── Extracted entries
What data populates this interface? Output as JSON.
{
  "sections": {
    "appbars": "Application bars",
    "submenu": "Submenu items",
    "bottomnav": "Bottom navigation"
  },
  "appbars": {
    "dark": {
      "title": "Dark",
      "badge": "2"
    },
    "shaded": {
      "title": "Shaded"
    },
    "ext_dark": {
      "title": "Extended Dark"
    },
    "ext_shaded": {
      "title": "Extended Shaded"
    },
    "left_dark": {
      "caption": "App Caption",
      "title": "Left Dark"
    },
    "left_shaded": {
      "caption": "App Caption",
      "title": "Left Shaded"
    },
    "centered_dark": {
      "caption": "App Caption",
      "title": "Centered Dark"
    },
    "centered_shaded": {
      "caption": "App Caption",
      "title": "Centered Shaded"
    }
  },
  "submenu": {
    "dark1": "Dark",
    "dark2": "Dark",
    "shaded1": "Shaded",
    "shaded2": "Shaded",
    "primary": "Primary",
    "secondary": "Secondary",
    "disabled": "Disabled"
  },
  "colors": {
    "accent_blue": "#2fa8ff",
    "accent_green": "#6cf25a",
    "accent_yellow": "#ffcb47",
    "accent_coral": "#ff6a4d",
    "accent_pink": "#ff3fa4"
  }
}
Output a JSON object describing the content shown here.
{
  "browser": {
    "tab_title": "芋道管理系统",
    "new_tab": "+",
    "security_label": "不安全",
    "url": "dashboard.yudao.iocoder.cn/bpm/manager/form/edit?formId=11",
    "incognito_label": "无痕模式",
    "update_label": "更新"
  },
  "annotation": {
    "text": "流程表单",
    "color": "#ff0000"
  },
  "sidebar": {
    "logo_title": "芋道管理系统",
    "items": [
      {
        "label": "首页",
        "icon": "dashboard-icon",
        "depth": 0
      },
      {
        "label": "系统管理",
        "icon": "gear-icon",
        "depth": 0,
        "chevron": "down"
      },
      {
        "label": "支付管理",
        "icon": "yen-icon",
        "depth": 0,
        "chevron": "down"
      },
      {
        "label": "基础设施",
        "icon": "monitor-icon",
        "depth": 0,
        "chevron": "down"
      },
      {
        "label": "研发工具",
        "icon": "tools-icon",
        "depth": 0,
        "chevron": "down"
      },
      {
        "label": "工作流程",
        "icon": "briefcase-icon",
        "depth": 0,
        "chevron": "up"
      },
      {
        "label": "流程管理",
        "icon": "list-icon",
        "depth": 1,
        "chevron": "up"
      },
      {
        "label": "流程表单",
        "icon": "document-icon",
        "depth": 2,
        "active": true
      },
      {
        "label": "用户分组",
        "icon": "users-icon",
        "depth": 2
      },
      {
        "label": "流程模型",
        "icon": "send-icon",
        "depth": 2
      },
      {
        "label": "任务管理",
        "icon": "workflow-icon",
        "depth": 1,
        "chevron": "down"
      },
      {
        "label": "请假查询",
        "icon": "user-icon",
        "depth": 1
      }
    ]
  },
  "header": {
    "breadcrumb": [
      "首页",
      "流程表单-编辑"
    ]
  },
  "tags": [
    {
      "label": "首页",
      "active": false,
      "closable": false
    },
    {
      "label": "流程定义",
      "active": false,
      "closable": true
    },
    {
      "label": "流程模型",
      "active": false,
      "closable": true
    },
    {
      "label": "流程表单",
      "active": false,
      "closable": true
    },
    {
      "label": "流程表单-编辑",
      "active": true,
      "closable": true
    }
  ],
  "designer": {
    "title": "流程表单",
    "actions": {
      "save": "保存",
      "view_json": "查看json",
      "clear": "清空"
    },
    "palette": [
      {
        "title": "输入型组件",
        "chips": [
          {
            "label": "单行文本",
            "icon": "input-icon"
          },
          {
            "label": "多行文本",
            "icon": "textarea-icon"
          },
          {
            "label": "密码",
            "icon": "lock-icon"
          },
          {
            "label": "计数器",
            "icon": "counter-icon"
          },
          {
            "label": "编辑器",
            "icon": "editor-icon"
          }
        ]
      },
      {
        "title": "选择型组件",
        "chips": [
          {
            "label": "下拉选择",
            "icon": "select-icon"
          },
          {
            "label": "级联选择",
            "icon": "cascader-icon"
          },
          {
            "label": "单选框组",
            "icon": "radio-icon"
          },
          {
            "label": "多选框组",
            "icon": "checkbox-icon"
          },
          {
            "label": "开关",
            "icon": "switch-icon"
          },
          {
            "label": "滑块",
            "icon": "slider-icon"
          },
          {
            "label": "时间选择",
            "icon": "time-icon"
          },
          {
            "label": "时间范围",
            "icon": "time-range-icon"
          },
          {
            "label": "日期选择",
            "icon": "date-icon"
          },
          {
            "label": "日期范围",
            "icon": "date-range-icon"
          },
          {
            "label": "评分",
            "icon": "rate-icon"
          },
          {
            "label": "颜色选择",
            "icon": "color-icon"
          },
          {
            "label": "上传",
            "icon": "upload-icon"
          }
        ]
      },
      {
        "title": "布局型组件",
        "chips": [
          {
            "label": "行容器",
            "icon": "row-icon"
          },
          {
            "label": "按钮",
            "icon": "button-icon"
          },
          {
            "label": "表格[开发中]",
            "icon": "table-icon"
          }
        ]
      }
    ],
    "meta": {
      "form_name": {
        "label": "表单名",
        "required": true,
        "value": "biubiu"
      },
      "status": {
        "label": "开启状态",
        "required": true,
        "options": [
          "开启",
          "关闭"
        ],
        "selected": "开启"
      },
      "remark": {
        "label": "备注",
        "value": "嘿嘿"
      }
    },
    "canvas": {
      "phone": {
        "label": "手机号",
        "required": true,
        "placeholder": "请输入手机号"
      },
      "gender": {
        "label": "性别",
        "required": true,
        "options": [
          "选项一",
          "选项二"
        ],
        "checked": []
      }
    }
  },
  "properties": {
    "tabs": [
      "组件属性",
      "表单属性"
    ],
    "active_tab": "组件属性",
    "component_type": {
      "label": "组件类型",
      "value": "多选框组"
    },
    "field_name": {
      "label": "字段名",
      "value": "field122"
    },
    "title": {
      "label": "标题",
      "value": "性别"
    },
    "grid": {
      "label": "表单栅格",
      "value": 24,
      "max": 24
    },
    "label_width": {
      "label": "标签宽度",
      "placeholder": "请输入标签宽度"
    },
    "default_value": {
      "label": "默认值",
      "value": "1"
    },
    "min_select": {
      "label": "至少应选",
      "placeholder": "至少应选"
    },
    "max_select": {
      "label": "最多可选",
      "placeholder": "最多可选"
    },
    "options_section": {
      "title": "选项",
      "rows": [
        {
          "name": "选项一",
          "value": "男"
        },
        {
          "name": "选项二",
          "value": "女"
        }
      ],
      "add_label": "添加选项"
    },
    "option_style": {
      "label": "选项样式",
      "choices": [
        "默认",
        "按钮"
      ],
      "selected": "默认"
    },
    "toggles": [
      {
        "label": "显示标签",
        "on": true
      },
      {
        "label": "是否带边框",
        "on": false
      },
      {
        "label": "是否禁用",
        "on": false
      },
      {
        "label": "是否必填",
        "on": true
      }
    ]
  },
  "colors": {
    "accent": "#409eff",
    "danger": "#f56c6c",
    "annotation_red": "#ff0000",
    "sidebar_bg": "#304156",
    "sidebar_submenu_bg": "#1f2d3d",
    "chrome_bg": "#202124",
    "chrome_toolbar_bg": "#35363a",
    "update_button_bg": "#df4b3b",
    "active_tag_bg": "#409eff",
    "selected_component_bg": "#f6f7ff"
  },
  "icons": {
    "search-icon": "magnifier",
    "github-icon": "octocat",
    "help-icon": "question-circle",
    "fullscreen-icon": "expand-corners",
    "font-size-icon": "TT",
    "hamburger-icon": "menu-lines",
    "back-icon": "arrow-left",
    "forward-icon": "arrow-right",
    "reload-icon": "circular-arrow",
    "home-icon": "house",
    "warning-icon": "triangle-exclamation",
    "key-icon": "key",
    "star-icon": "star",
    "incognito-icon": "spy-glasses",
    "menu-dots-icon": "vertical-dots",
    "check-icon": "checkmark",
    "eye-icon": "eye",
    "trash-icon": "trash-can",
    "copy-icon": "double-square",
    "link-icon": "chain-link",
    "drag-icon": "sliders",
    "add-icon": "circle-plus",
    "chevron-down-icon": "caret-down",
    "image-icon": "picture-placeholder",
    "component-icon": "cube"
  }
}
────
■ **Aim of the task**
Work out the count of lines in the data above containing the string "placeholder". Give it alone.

■ **Solved problem**
5